Because tinnitus isn’t an illness, but rather a side effect of something else, the first step is to treat the cause. If you have high blood pressure, medication will bring it down, and the tinnitus should disappear.

For some, the only answer is to live with the tinnitus, which means finding ways to suppress it. White noise machines are useful. The ringing goes away when the white noise takes the place of the sound the brain is missing. You can also get the same result from a fan or dehumidifier.

Another strategy is tinnitus retraining. The frequencies of tinnitus are masked by a machine which emits similar tones. You can use this strategy to learn not to pay attention to it.

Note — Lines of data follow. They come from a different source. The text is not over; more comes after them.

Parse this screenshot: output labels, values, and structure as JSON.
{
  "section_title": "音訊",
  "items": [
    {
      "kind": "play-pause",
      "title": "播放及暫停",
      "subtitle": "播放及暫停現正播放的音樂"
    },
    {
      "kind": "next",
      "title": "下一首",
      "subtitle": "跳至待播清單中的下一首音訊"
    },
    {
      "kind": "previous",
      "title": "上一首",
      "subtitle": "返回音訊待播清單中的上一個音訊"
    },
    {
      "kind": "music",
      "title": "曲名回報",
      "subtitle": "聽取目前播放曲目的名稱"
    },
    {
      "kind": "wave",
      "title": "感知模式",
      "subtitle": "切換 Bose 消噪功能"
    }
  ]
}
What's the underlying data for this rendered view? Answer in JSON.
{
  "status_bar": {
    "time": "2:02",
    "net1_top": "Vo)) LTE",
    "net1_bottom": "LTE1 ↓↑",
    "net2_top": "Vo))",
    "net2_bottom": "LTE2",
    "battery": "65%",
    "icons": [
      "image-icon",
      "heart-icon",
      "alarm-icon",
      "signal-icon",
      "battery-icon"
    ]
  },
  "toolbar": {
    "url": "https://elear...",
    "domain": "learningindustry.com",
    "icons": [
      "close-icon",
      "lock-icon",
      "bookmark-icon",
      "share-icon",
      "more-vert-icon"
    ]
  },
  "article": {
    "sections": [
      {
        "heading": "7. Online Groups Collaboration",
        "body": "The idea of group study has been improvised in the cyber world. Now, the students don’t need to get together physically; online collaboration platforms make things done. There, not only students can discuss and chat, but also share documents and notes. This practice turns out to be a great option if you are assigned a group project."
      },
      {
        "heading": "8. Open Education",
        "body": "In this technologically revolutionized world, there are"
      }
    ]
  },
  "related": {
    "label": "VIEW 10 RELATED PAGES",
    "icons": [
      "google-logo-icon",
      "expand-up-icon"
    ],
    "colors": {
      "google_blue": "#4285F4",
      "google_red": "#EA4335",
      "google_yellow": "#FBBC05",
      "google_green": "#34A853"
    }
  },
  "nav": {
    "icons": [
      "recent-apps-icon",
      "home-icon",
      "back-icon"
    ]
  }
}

You will also want to look for ways to avoid tinnitus triggers. Start keeping a diary because tinnitus triggers are different for everybody. Write down everything before the ringing began.

  • What were you doing?
  • What did you eat or drink?
  • What sound did you hear?

Tracking patterns is possible in this way. Caffeine is a known trigger, so if you had a double espresso each time, you know to get something else next time.

Tinnitus affects your quality of life, so finding ways to minimize its impact or get rid of it is your best hope. To learn more about your tinnitus, schedule an appointment with a hearing care specialist today.

The site information is for educational and informational purposes only and does not constitute medical advice. To receive personalized advice or treatment, schedule an appointment.